In Mary’s Song, the Virgin praises God for raising her to become the mother of the Lord. She proclaims this to be part of the divine pattern of lifting up the humble and humbling the proud, as was promised in the covenant God made with Abraham and his descendants.

Second Reading (James 5:7-10)

James encourages those looking for the Lord to be as patient as a farmer waiting for his crops. He assures them that since it will not be long before the judge arrives to set things right, they should remain in unity with one another and endure their sufferings like the prophets of old.

Gospel (Matthew 11:2-11)

The imprisoned John the Baptist sends his disciples to Jesus in order to confirm that he is the one to come. Jesus simply refers to the remarkable things they see, including the healing of the blind, the lame, and the deaf. The least in the kingdom, he says, is greater than even John.

CONNECTION SUGGESTIONS

  • One day God will set things right at last with the return of Christ
  • The way to exaltation is through humility
  • Our present perspective on things is extremely limited
  • Taking God at his word requires patience and humility in the face of our present experience
  • Eyes have not seen and ears have not heard what God has prepared for those who love him, but they will

Third Sunday of Easter, Year C, May 5, 2019

Please see How to Use Lection Connection

Full lections can be read here.

Based on the Readings as Set

First Reading (Acts 9:1-6, [7-20])

On his way to Damascus to arrest followers of Jesus, the young rabbi Saul is stopped in his tracks by the risen Lord. Blinded by the encounter, he is led to a nervous Ananias for healing. The Lord had told Ananias of Saul’s calling to preach the Gospel to all, including the Gentiles.

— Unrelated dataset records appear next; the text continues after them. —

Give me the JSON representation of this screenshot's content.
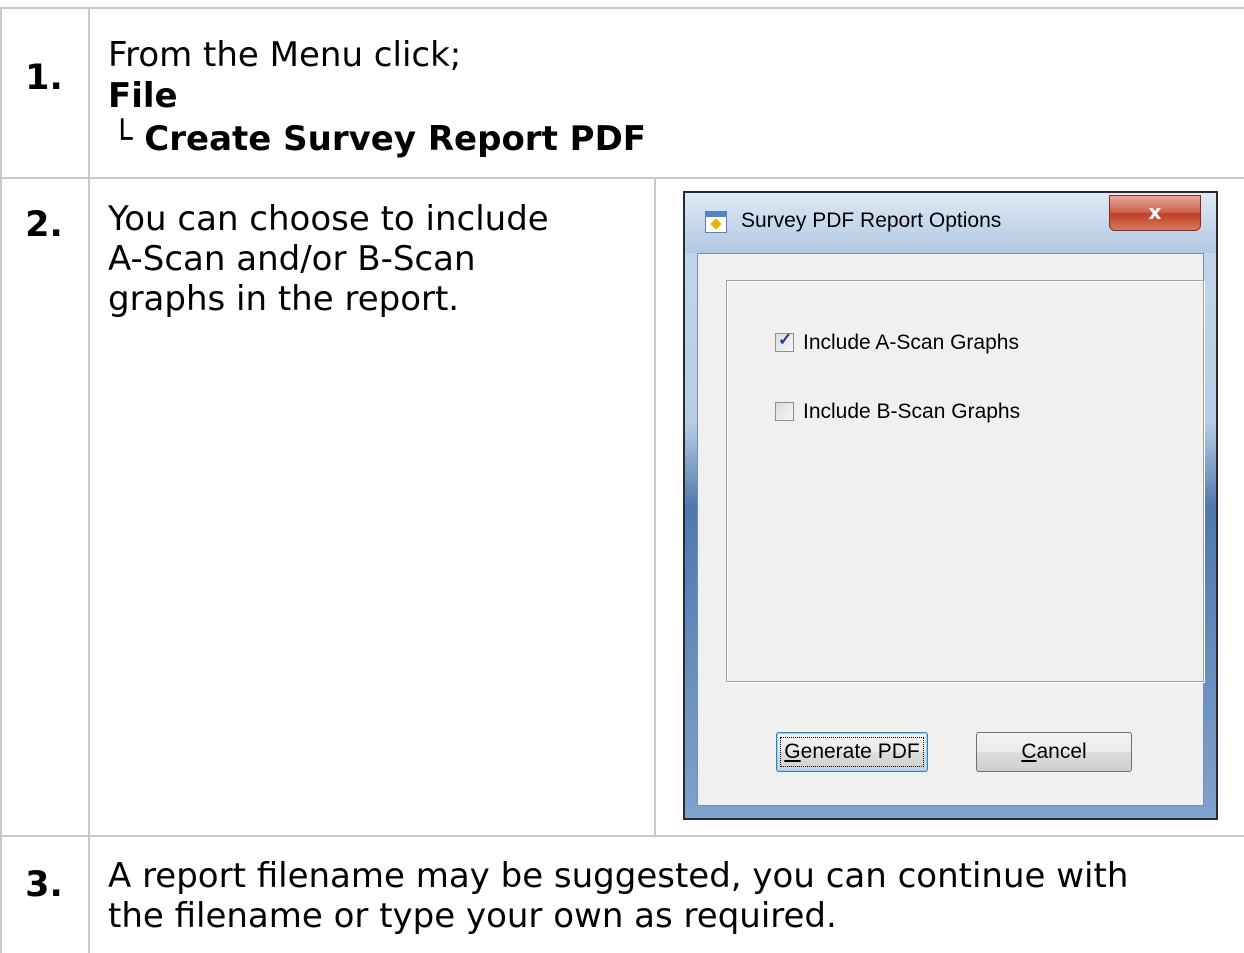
{
  "steps": [
    {
      "number": "1.",
      "text": "From the Menu click;",
      "menu_path": [
        "File",
        "└ Create Survey Report PDF"
      ]
    },
    {
      "number": "2.",
      "text_lines": [
        "You can choose to include",
        "A-Scan and/or B-Scan",
        "graphs in the report."
      ]
    },
    {
      "number": "3.",
      "text_lines": [
        "A report filename may be suggested, you can continue with",
        "the filename or type your own as required."
      ]
    }
  ],
  "dialog": {
    "title": "Survey PDF Report Options",
    "close_label": "x",
    "options": [
      {
        "label": "Include A-Scan Graphs",
        "checked": true
      },
      {
        "label": "Include B-Scan Graphs",
        "checked": false
      }
    ],
    "generate_button": {
      "mnemonic": "G",
      "rest": "enerate PDF"
    },
    "cancel_button": {
      "mnemonic": "C",
      "rest": "ancel"
    }
  }
}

Psalm (30)

The Psalmist rejoices in the fact that he has been restored to life from the Pit. He urges God’s people to rejoice in such a God, whose favour outlasts his righteous anger and who replaces weeping with joy. In his present need the Psalmist appeals to God to turn things around again.

Second Reading (Revelation 5:11-14)

John describes a heavenly scene of myriads of creatures, earthly and heavenly, strange and familiar, surrounding the throne of God and the Lamb. The Lamb, although slaughtered, is now worthy to receive every imaginable glory, honour, and blessing, and all present say Amen!

Gospel (John 21:1-19)

John describes a third appearance of the recently risen Christ to his disciples. He directs them unerringly to a huge catch of fish and then invites them to breakfast with him. He then asks Peter three times if he loves him and then commissions him to feed his sheep.

CONNECTION SUGGESTIONS

  • There is no situation that the God of resurrection cannot turn around for good
  • Weeping, loss, and even death, are not the final answers for God’s people
  • No matter what we do, we are not beyond the grace of God
  • In God’s plan, exaltation follows humiliation